The Train Bag, in hand-tooled acrylic resin or hand-carved ebony, is to be unveiled at Colette on Oct. 13 and arrive a week later at Moynat boutiques in Paris and London. Ancillary products include silk scarves and leather pouches with train motifs in marquetry.
The collaboration represents new territory for Moynat, an almost-forgotten 19th-century trunk-maker revived three years ago by luxury titan Bernard Arnault and mainly focused on ladylike bags in luxury leathers and exotic skins.
According to Moynat, Sarah Andelman, Colette’s creative director and purchasing director, introduced Williams to the brand.
The “Happy” singer promptly toured its Paris atelier, ordered an extra-large Pauline bag emblazoned with hand-painted tools and struck a rapport with Moynat creative director Ramesh Nair.
Turns out trains were on the minds of both men: Williams, a fan of Forties musical “The Harvey Girls,” zeroed in on a 1905 trunk label depicting a futuristic train, while Nair had been rocking to “Hear My Train a Comin’” by Jimi Hendrix.
In the collaboration, Nair spied a way for Moynat to continue its legacy of using unusual materials — such as its use of gutta-percha sap to seal trunks, patented in 1854 — and to enter a new category of business: minaudières.
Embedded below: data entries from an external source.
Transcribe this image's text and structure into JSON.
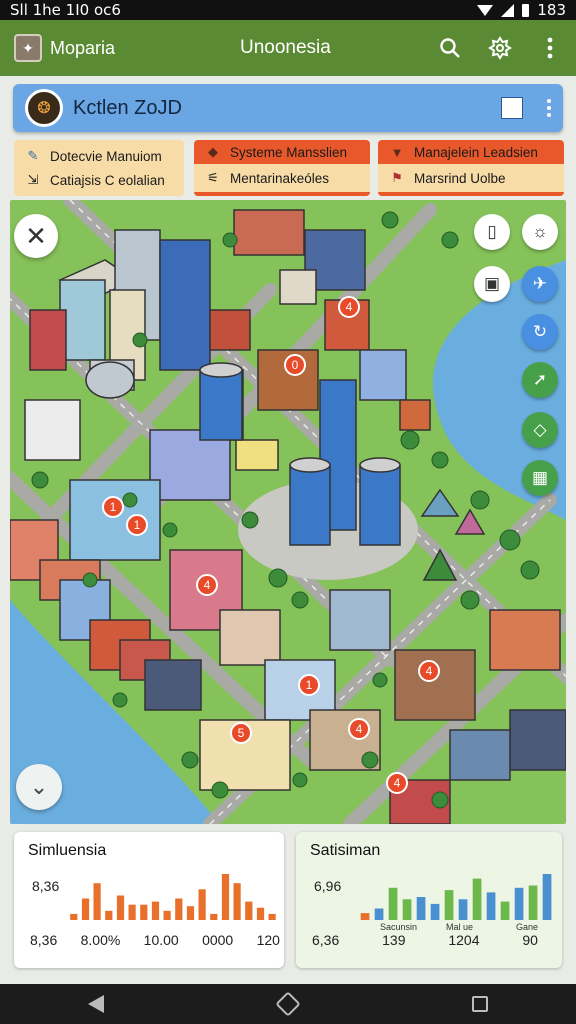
{
  "status_bar": {
    "left_text": "Sll 1he 1I0 oc6",
    "time": "183"
  },
  "app_bar": {
    "app_name": "Moparia",
    "title": "Unoonesia",
    "actions": [
      "search-icon",
      "settings-icon",
      "more-icon"
    ]
  },
  "panel": {
    "title": "Kctlen ZoJD"
  },
  "chips": {
    "left": [
      {
        "label": "Dotecvie Manuiom",
        "icon": "pencil-icon"
      },
      {
        "label": "Catiajsis C eolalian",
        "icon": "export-icon"
      }
    ],
    "middle": [
      {
        "label": "Systeme Mansslien",
        "icon": "shield-icon"
      },
      {
        "label": "Mentarinakeóles",
        "icon": "filter-icon"
      }
    ],
    "right": [
      {
        "label": "Manajelein Leadsien",
        "icon": "badge-icon"
      },
      {
        "label": "Marsrind Uolbe",
        "icon": "flag-icon"
      }
    ]
  },
  "map": {
    "markers": [
      "4",
      "0",
      "1",
      "1",
      "4",
      "1",
      "4",
      "5",
      "4",
      "4"
    ],
    "side_buttons": [
      "device-icon",
      "sun-icon",
      "tablet-icon",
      "wind-icon",
      "refresh-icon",
      "arrow-icon",
      "cube-icon",
      "grid-icon"
    ]
  },
  "cards": {
    "left": {
      "title": "Simluensia",
      "value": "8,36",
      "footer": [
        "8,36",
        "8.00%",
        "10.00",
        "0000",
        "120"
      ],
      "bars": [
        4,
        14,
        24,
        6,
        16,
        10,
        10,
        12,
        6,
        14,
        9,
        20,
        4,
        30,
        24,
        12,
        8,
        4
      ],
      "bar_color": "#e8702a"
    },
    "right": {
      "title": "Satisiman",
      "value": "6,96",
      "footer": [
        "6,36",
        "139",
        "1204",
        "90"
      ],
      "x_labels": [
        "Sacunsin",
        "Mal ue",
        "Gane"
      ],
      "bars": [
        {
          "v": 6,
          "c": "#e8702a"
        },
        {
          "v": 10,
          "c": "#4a90d0"
        },
        {
          "v": 28,
          "c": "#6cb84a"
        },
        {
          "v": 18,
          "c": "#6cb84a"
        },
        {
          "v": 20,
          "c": "#4a90d0"
        },
        {
          "v": 14,
          "c": "#4a90d0"
        },
        {
          "v": 26,
          "c": "#6cb84a"
        },
        {
          "v": 18,
          "c": "#4a90d0"
        },
        {
          "v": 36,
          "c": "#6cb84a"
        },
        {
          "v": 24,
          "c": "#4a90d0"
        },
        {
          "v": 16,
          "c": "#6cb84a"
        },
        {
          "v": 28,
          "c": "#4a90d0"
        },
        {
          "v": 30,
          "c": "#6cb84a"
        },
        {
          "v": 40,
          "c": "#4a90d0"
        }
      ]
    }
  }
}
Slated to retail in a numbered limited-edition for around 10,000 euros, or $12,830 at current exchange, the resin bags boast a brass smokestack, side rods and steam-dome clasp.
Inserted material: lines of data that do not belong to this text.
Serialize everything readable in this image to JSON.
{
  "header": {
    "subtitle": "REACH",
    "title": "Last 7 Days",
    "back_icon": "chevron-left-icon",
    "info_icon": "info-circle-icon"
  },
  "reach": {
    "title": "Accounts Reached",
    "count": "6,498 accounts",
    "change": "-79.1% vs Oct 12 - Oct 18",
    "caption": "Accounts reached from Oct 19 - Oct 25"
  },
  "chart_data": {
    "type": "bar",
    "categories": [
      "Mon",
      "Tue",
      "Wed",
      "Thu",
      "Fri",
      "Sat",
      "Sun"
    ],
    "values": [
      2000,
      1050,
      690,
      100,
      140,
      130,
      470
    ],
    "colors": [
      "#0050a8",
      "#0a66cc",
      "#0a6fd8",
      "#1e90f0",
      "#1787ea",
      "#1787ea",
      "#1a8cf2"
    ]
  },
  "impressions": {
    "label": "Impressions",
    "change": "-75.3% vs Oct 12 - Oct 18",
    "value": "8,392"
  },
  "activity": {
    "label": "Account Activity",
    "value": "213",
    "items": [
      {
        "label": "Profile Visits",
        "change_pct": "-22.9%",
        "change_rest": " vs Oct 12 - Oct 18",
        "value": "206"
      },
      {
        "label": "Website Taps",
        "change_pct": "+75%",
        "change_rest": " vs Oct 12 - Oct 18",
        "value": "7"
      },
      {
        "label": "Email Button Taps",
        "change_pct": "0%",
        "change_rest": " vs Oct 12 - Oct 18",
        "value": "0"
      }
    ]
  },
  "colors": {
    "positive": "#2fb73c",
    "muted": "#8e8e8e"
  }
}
Nair said Williams nearly welled up at the sight of the first prototype, and immediately donned it cross-body style with its chain strap.
“Every grown-up guy has a child inside,” Nair said, characterizing trains as a potent symbol of nostalgia — and luxury, as a recent Orient Express exhibition at the Arab World Institute in Paris attested.
Nair hinted at ongoing collaborations with Williams, eager to open up Moynat to experimentation and nudge it in a younger, more experimental direction. “Why stick to leather?” he asked.
“Fun, but refined” was how Moynat chief executive officer Guillaume Davin described the project, explaining that exceptional craft and creativity define luxury, and not only the raw materials.
Nair said he sourced a specialty atelier in Italy to carve each train, which takes three days, while the leather interior is inserted in Paris. An ebony version is to retail for about 3,200 euros, or $4,105.
Williams has collaborated with an array of fashion brands recently, including Moncler, G-Star, Adidas and Comme des Garçons.